Exercise brief
In which lines of the data does the string "London" appear? Copy every one.

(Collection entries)
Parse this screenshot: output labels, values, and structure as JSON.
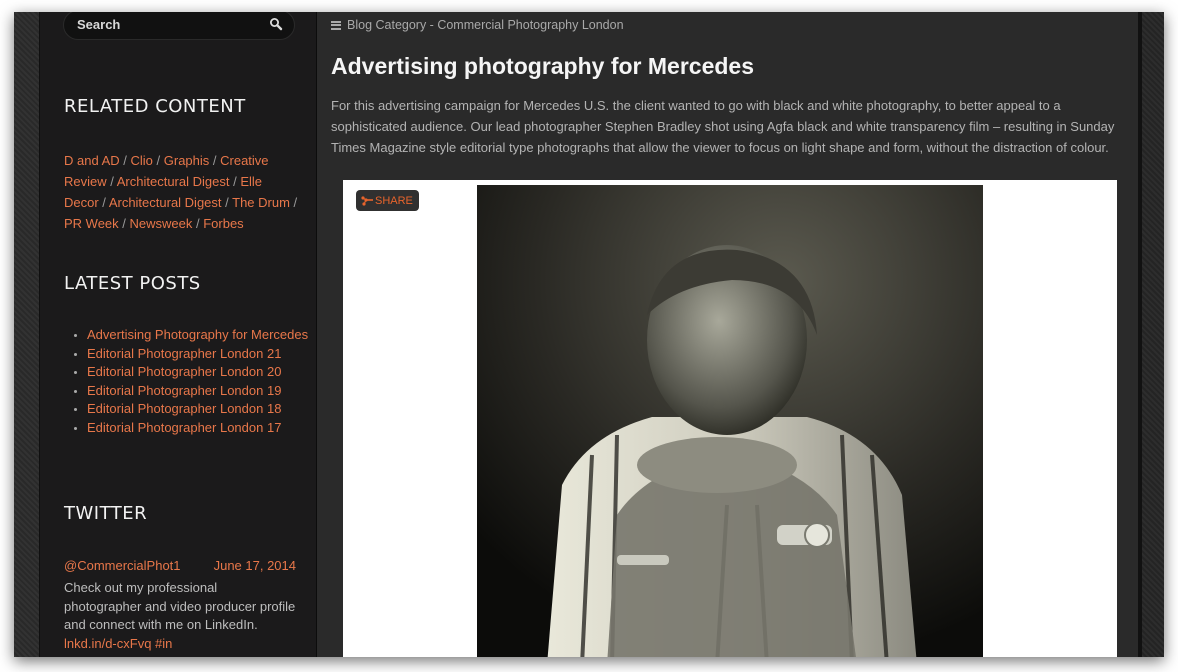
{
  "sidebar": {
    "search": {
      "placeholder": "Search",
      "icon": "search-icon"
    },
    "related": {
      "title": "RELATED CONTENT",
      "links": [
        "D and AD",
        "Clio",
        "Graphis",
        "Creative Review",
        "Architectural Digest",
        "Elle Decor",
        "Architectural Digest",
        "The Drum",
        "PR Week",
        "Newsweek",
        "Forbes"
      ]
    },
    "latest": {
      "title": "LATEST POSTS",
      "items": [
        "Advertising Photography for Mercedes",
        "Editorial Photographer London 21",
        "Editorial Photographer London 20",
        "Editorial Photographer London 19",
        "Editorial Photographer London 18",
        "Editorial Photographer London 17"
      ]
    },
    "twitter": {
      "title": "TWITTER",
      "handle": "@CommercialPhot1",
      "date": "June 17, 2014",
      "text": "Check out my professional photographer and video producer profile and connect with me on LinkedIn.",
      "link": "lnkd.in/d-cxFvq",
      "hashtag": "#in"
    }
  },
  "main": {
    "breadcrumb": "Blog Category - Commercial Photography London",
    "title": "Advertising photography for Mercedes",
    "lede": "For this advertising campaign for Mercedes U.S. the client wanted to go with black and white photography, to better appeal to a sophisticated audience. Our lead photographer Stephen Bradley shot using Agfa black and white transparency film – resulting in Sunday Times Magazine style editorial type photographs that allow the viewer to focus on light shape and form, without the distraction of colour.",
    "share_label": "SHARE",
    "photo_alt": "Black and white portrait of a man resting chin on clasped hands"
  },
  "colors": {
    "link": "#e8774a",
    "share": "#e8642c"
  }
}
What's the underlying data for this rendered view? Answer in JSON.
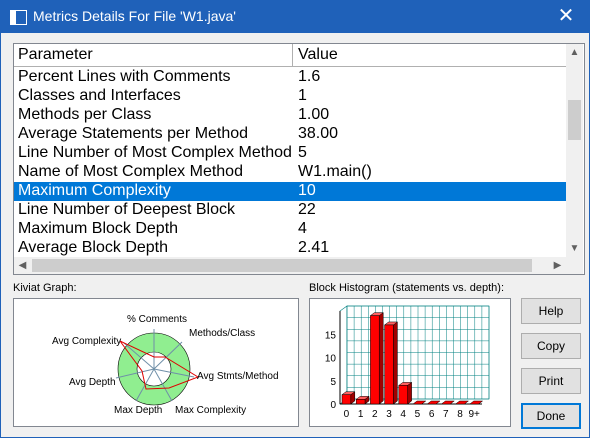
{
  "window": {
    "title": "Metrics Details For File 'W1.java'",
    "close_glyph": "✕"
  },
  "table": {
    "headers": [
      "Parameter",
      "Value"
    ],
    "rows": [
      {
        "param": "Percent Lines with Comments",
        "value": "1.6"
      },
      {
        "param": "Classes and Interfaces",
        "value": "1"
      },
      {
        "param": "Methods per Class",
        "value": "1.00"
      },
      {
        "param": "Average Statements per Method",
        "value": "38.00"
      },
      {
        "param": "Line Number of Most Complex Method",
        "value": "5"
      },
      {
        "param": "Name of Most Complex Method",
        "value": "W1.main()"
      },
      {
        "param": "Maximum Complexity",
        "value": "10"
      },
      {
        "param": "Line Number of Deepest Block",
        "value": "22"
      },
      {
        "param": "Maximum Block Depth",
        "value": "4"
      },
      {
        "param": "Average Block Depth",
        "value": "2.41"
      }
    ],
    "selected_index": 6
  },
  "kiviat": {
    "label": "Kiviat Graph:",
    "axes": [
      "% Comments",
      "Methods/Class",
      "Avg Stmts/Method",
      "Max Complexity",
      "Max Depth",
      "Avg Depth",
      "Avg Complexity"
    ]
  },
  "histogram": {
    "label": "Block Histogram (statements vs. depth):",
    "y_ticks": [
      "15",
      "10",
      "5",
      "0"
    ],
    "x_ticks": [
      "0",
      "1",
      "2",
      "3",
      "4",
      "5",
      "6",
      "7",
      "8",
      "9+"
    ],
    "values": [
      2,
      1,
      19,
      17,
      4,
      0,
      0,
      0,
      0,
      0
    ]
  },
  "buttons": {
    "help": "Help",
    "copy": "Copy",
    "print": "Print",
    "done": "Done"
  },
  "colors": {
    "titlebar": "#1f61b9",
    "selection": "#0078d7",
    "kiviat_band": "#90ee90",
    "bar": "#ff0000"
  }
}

Response below
        "Editorial Photographer London 21",
        "Editorial Photographer London 20",
        "Editorial Photographer London 19",
        "Editorial Photographer London 18",
        "Editorial Photographer London 17"
    "breadcrumb": "Blog Category - Commercial Photography London",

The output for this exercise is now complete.